Many Greek astronomical writings were lost. The Great Library of Alexandria held many of them, but that knowledge was lost as the Library and the society that held it declined over time. Eventually, the Library was destroyed sometime around AD 270. We’ll never know for sure what was lost.
But the names live on, a good reminder of what can be gained and what can be lost and how humans have worked so hard for so long to understand nature.
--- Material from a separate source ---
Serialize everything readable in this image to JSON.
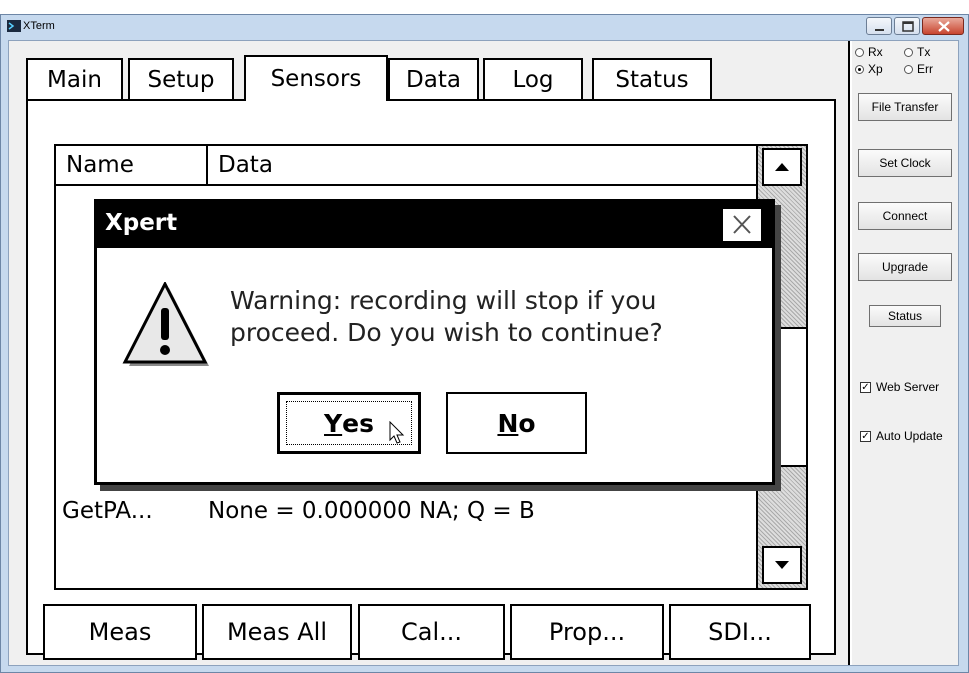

Celestial objects are named much differently now. When something new is discovered, it’s often given an unwieldy, technical name based on how it was found. For example, there’s a quasar named SDSSp J025518.58+004847.6, a name full of technical information but difficult to relate to and not likely to inspire the imagination. Other objects are named after the discoverer, like the nebula in the leading image. In other cases, things are named after celebrities, like the asteroid Freddie Mercury. There are so many asteroids that we can afford fanciful names.
It’s hard to imagine civilization convulsing as it did in ancient times. But who knows what the future holds? The Great Library of Alexandria wasn’t destroyed all at once; it suffered centuries of decline, helped in its demise by anti-intellectual sentiment and changing religious circumstances, until it was finally destroyed for good. Could something similar happen in the future?
If it does, then Sh2-54 and the other nebulae near the constellation Serpens will just be fragments of a body of knowledge that may atrophy over time. Future people, maybe in the grip of resurgent superstitions, may wonder what the point of all these mountain-top observatories is, why we launched telescopes into space that might insult the creator, and who Freddie Mercury was.
But for now, we get to enjoy the unbridled age of information we live in. We can sit in the comfort of our homes and gaze through the eyes of our distant space telescopes as they probe nebulae and other wondrous objects. Then we can click a link and wonder at the ancients who gazed at the same sky and saw a much simpler version of nature.